October 17 – 23, 2022
San Miguel de Allende
Painting Mentor – Amit Janco: Artist, Author, Labyrinth Designer, Founder of Heartshops and Retreat on Your Feet (Creativity and Walking Retreats)
Join this 7-day journey through self-expression to unleash your bottled-up creativity, with a brush in hand – and openness in your heart. Calling non-artists too! Each day, you’ll stand up to paint; yes, you’ll be painting on your feet, and moving about – thereby activating the brain, the body and ALL senses. No need to come with a plan; watch the colors and brushstrokes come alive; and see the magic and mysteries unfold, as you greet your square of paper anew, every day. Our accommodations and studio are in an enchanting former bordello, just a stone’s throw away from San Miguel’s historic center, with its gardens, cobblestoned alleys and marvelous colonial architecture. Inspiration abounds!
There are two elements in my artistic development that contribute to my work daily:
– I fell in love with water medium early, and will continue to learn from it for as long as I paint. No one really masters watercolour; it remains a thing apart, and therein lies its beauty.
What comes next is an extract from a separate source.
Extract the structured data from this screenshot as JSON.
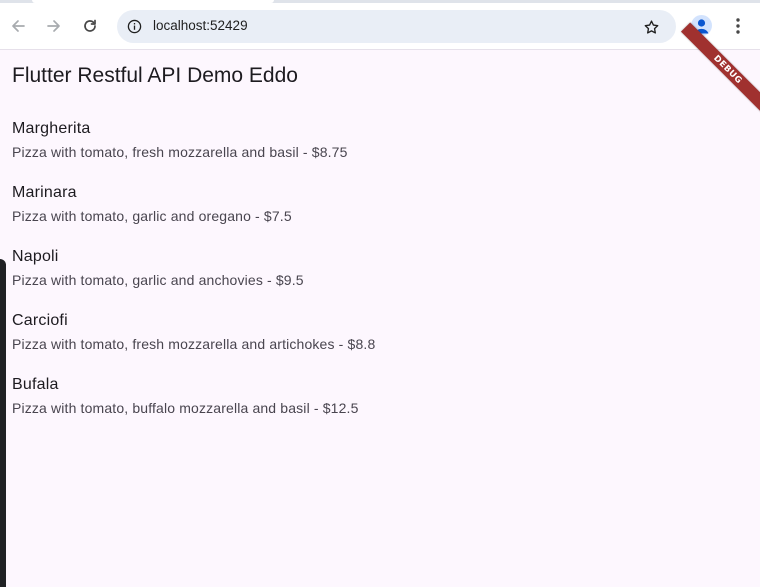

– About six years into painting, I discovered alternative watercolour surfaces (canvas, board and collage), with the result that I rarely paint on paper any more. Each surface presents different challenges and different rewards, and I find myself shifting from one to another according to the mood and subject of each piece.